Who Covers The Middle?

Who hasn't lost a point in which you and your partner just watch ball go by between the two of you?

Most of the action in doubles happens in the middle of the court, simply because it is easier to hit crosscourt than down the line. Points won by a shot hit in the alleys are far less more common that a point won by a ball hit down the middle, between the two players. Therefore both players should cover the middle and a clash of racquets is better than an awkward stare.

There is, however, a general rule. If you play on the deuce side, you are supposed to cover the middle when the ball is coming from the deuce side of your opponents' court. And if you play on the ad side, you are supposed to cover the middle when the ball comes from the ad side of your opponents' court. So if the ball is coming cross court toward you, the middle of the court is yours to cover. Your partner will protect his/her alley on both situations.

Nevertheless, more important than following the rule is always be ready, as a team, to protect the middle, rather than the alleys.

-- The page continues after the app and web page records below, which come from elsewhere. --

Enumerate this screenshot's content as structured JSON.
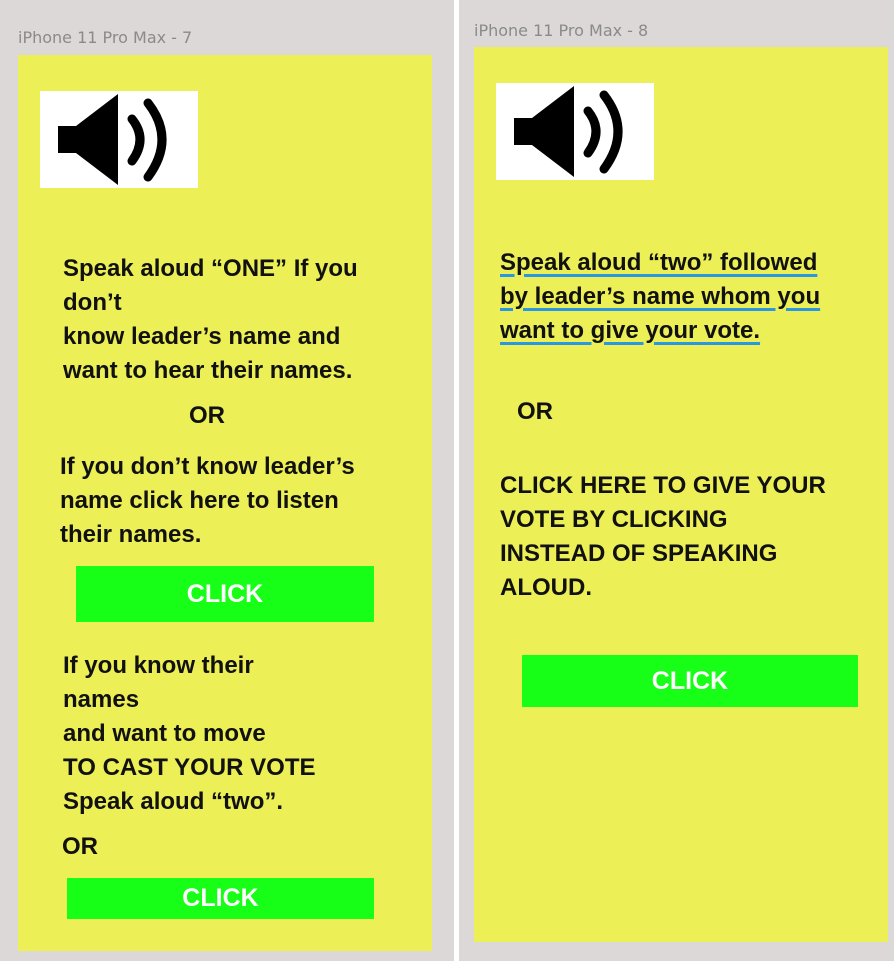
{
  "frames": [
    {
      "label": "iPhone 11 Pro Max - 7",
      "speaker_icon": "speaker-volume-icon",
      "text1": "Speak aloud “ONE” If you\ndon’t\nknow leader’s name and\nwant to hear their names.",
      "or1": "OR",
      "text2": "If you don’t know leader’s\nname click here to listen\ntheir names.",
      "button1": "CLICK",
      "text3": "If you know their\nnames\nand want to move\nTO CAST YOUR VOTE\nSpeak aloud “two”.",
      "or2": "OR",
      "button2": "CLICK"
    },
    {
      "label": "iPhone 11 Pro Max - 8",
      "speaker_icon": "speaker-volume-icon",
      "text1": "Speak aloud “two” followed\nby leader’s name whom you\nwant to give your vote.",
      "or1": "OR",
      "text2": "CLICK HERE TO GIVE YOUR\nVOTE BY CLICKING\n INSTEAD OF SPEAKING\nALOUD.",
      "button1": "CLICK"
    }
  ],
  "colors": {
    "artboard": "#ecef55",
    "button": "#17ff17",
    "button_text": "#ffffff",
    "canvas": "#ddd8d8",
    "spellcheck_underline": "#2a97e0"
  }
}
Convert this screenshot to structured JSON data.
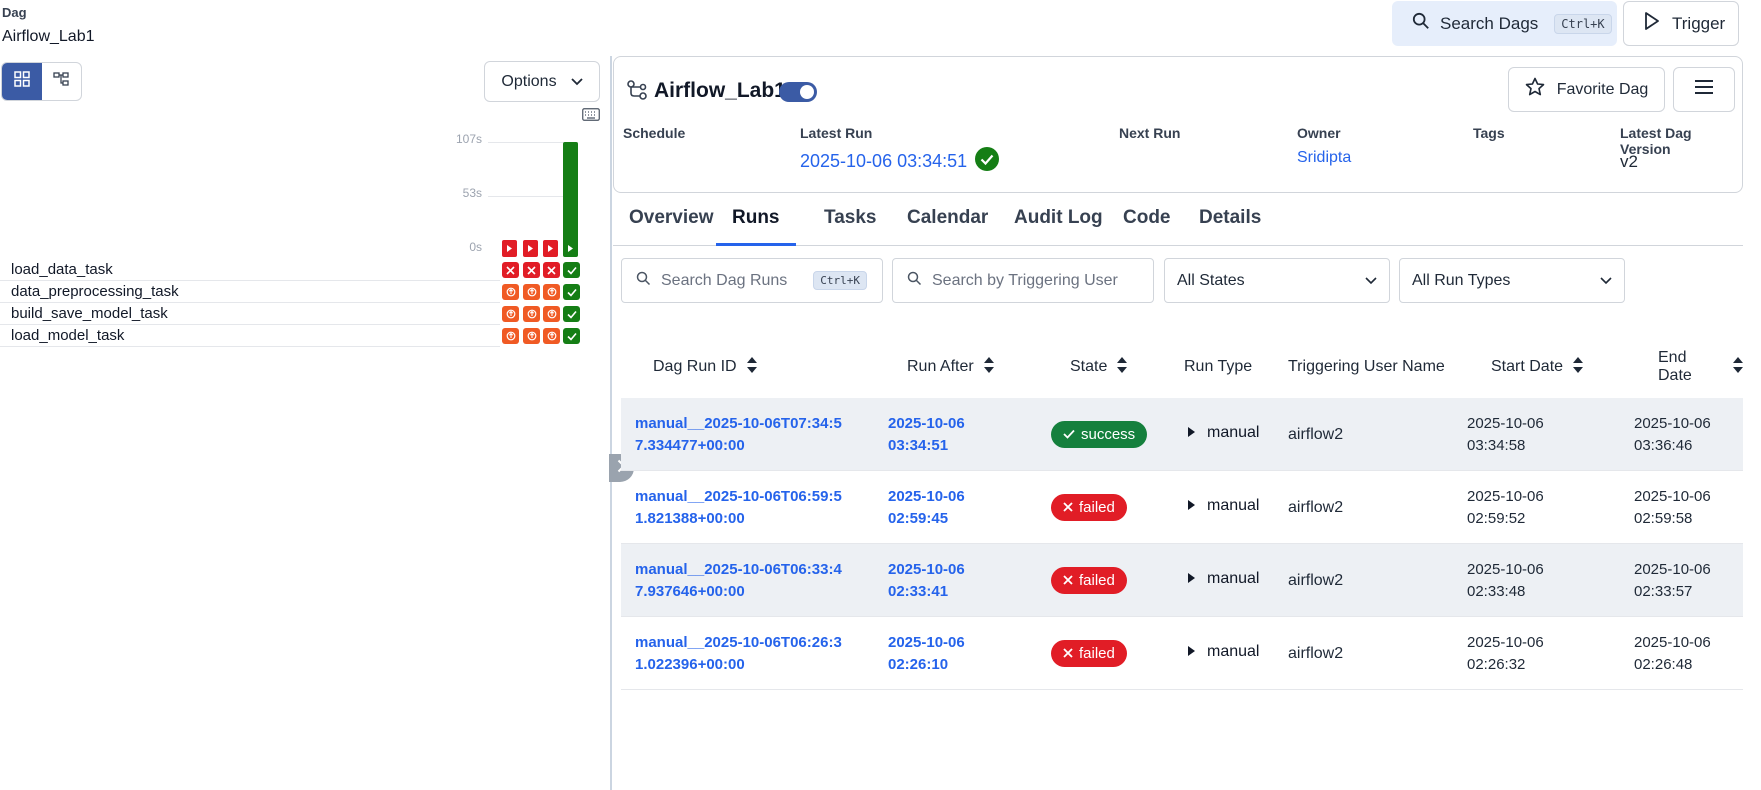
{
  "breadcrumb": {
    "kicker": "Dag",
    "title": "Airflow_Lab1"
  },
  "header": {
    "search_label": "Search Dags",
    "search_shortcut": "Ctrl+K",
    "trigger_label": "Trigger"
  },
  "left_panel": {
    "options_label": "Options",
    "y_axis": [
      "107s",
      "53s",
      "0s"
    ],
    "tasks": [
      "load_data_task",
      "data_preprocessing_task",
      "build_save_model_task",
      "load_model_task"
    ]
  },
  "dag": {
    "name": "Airflow_Lab1",
    "favorite_label": "Favorite Dag",
    "meta": {
      "schedule_label": "Schedule",
      "latest_run_label": "Latest Run",
      "latest_run_value": "2025-10-06 03:34:51",
      "next_run_label": "Next Run",
      "owner_label": "Owner",
      "owner_value": "Sridipta",
      "tags_label": "Tags",
      "version_label": "Latest Dag Version",
      "version_value": "v2"
    }
  },
  "tabs": [
    "Overview",
    "Runs",
    "Tasks",
    "Calendar",
    "Audit Log",
    "Code",
    "Details"
  ],
  "active_tab": "Runs",
  "filters": {
    "search_runs_placeholder": "Search Dag Runs",
    "search_runs_shortcut": "Ctrl+K",
    "search_user_placeholder": "Search by Triggering User",
    "states_value": "All States",
    "run_types_value": "All Run Types"
  },
  "table": {
    "headers": [
      "Dag Run ID",
      "Run After",
      "State",
      "Run Type",
      "Triggering User Name",
      "Start Date",
      "End Date"
    ],
    "rows": [
      {
        "id_l1": "manual__2025-10-06T07:34:5",
        "id_l2": "7.334477+00:00",
        "after_l1": "2025-10-06",
        "after_l2": "03:34:51",
        "state": "success",
        "run_type": "manual",
        "user": "airflow2",
        "start_l1": "2025-10-06",
        "start_l2": "03:34:58",
        "end_l1": "2025-10-06",
        "end_l2": "03:36:46"
      },
      {
        "id_l1": "manual__2025-10-06T06:59:5",
        "id_l2": "1.821388+00:00",
        "after_l1": "2025-10-06",
        "after_l2": "02:59:45",
        "state": "failed",
        "run_type": "manual",
        "user": "airflow2",
        "start_l1": "2025-10-06",
        "start_l2": "02:59:52",
        "end_l1": "2025-10-06",
        "end_l2": "02:59:58"
      },
      {
        "id_l1": "manual__2025-10-06T06:33:4",
        "id_l2": "7.937646+00:00",
        "after_l1": "2025-10-06",
        "after_l2": "02:33:41",
        "state": "failed",
        "run_type": "manual",
        "user": "airflow2",
        "start_l1": "2025-10-06",
        "start_l2": "02:33:48",
        "end_l1": "2025-10-06",
        "end_l2": "02:33:57"
      },
      {
        "id_l1": "manual__2025-10-06T06:26:3",
        "id_l2": "1.022396+00:00",
        "after_l1": "2025-10-06",
        "after_l2": "02:26:10",
        "state": "failed",
        "run_type": "manual",
        "user": "airflow2",
        "start_l1": "2025-10-06",
        "start_l2": "02:26:32",
        "end_l1": "2025-10-06",
        "end_l2": "02:26:48"
      }
    ]
  },
  "colors": {
    "accent": "#2563eb",
    "success": "#15803d",
    "failed": "#e11d26",
    "upstream_failed": "#f05a24",
    "toggle": "#3b5ba5"
  }
}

At the end, percentage tennis wins.

The Return Grip

A common question I get from students is "how should I hold my racquet while I am waiting to return serve"?

The answer can depend on how you like to return (blocking or swinging at the ball), and whether you have a one-handed or a two-handed backhand. Here we will focus on the two-handed backhand, which is how most players hit their backhand these days, and on a swinging return, which is a more modern approach to this important part of the game.

In this video, you will be able to see that players should have a forehand grip on their dominant hand (the bottom hand) and the backhand grip on the top hand. This way they are equally ready to return from both sides. See detailed instructions here.


Source: http://baseline.tennis.com/article/62789/b...